In places like Baton Rouge—inspired by similar events in more metropolitan cities like New Orleans—people of all faiths and backgrounds decided to come together during that difficult period, sharing not just their time with one another, but their cultures, their food, and their shared belief that the road to peace lies in mutual goodwill. Taking a cue from existing organizations like the Interfaith Federation of Greater Baton Rouge, the Atlas Foundation took off in 2002, a nonprofit dedicated to promoting the understanding of different cultures and religions through forums in homes and coffee houses, visits to local religious, academic and civic institutions, and joint volunteer work to help the community at large.

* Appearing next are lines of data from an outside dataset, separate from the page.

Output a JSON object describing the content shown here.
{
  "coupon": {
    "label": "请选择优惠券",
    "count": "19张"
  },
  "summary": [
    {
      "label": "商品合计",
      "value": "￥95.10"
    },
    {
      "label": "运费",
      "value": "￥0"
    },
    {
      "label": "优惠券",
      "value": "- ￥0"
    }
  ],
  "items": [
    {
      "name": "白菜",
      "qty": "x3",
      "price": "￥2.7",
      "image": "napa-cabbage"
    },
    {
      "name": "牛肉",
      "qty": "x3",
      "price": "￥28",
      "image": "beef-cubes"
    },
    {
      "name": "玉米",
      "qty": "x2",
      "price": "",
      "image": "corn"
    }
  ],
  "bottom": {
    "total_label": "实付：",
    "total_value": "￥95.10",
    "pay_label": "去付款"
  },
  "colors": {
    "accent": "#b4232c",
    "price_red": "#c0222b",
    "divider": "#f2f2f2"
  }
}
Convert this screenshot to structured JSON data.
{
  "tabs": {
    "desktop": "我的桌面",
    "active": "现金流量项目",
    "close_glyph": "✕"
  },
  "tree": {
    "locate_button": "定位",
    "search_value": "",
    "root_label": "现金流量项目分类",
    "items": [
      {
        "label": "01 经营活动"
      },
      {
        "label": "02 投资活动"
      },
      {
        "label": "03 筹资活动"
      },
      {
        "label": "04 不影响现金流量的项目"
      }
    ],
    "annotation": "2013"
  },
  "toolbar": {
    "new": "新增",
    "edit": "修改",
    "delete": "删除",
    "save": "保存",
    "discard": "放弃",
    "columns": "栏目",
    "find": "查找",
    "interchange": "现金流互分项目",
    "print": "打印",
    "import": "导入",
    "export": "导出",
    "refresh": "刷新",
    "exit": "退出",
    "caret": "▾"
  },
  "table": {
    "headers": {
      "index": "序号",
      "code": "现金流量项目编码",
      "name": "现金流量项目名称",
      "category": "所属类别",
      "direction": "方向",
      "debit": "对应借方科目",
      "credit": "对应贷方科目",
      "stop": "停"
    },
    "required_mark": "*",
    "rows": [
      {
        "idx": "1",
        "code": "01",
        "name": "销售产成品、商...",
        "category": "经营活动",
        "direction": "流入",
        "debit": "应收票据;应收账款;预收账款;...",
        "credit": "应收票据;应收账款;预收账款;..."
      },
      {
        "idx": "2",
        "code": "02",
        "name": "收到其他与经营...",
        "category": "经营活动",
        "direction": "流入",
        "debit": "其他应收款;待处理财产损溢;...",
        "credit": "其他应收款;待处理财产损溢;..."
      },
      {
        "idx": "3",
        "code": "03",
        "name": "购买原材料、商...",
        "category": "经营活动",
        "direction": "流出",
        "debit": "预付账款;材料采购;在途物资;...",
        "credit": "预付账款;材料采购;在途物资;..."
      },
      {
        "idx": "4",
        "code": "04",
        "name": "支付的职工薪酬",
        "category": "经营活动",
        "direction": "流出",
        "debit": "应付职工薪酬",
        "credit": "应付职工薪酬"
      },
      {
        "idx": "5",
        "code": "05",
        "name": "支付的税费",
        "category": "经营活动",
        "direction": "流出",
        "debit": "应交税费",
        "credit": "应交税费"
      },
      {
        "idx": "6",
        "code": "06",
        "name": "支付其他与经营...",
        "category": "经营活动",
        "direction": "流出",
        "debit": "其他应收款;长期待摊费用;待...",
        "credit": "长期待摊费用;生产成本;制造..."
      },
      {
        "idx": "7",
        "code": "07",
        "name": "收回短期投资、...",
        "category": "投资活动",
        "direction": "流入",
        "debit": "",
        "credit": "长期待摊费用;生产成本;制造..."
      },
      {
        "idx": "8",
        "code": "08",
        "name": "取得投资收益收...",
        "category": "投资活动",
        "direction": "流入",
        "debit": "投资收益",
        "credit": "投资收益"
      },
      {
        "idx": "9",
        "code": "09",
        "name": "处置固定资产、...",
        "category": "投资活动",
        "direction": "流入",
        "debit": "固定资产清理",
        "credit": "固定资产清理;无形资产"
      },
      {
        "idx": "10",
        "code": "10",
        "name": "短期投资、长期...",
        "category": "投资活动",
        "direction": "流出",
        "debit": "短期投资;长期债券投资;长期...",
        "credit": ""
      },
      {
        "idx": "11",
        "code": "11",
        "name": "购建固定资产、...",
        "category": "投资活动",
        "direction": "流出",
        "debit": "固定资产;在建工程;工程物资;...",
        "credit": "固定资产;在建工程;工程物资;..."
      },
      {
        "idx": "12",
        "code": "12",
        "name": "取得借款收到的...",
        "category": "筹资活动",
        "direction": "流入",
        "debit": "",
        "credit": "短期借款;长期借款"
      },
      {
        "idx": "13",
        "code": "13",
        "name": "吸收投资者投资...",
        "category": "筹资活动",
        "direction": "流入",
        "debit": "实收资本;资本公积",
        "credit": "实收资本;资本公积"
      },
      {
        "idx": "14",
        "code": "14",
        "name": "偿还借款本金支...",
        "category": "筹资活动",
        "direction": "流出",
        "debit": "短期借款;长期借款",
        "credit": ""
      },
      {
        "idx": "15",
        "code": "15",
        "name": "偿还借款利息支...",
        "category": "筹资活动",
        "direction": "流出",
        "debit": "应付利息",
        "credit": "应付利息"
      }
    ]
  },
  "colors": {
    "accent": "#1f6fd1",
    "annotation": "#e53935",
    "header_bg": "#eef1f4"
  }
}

“I came to Baton Rouge for my Ph.D. about three years ago,” says Fevzi Sarac, treasurer on the board of the Atlas Foundation. “I am Turkish American and first came to America through New York, where I lived for six years. That’s when I began to realize how the similarities between people in this country outweigh the differences.”
Dialogue like the kind promoted by the Atlas Foundation creates a way to communicate without inhibitors, Sarac says. He and the other members organize ways for people to connect through volunteer opportunities, cooking classes, book clubs and “traditions dinners” like the yearly Dinner of Abrahamic Traditions at Beth Shalom Synagogue, attended by Methodists, Lutherans, Catholics, Unitarians, Presbyterians, Episcopalians, Muslims, Jews and others. Last month, the foundation hosted its 14th annual Dialogue and Friendship Dinner, an award ceremony celebrating diversity in the Baton Rouge community.
The foundation has also previously organized “dialogue trips” for its members—trips to countries off the beaten path, including Uganda, the nations of Southeast Asia, and Turkey, where many Atlas members trace their heritage.
“Those trips are important,” says Sarac, “because they’re not just touristy visits to another country. When we go to Turkey, for example, we’re visiting the local people, having dinners in the homes of local Turkish families, and even staying in their homes for a day or two. All of that helps to promote understanding of a different culture rather than just a historical place. Unfortunately, the political atmosphere in Turkey right now has caused us to postpone our trips there, but we definitely have plans to continue our trips abroad in the future.”
Although locally based, Sarac sees the Atlas Foundation a part of a global movement.
“We have many similarities,” he says, “but our differences make us valuable, and that’s what we want to celebrate as a community.”
To learn more, visit atlaslouisiana.org.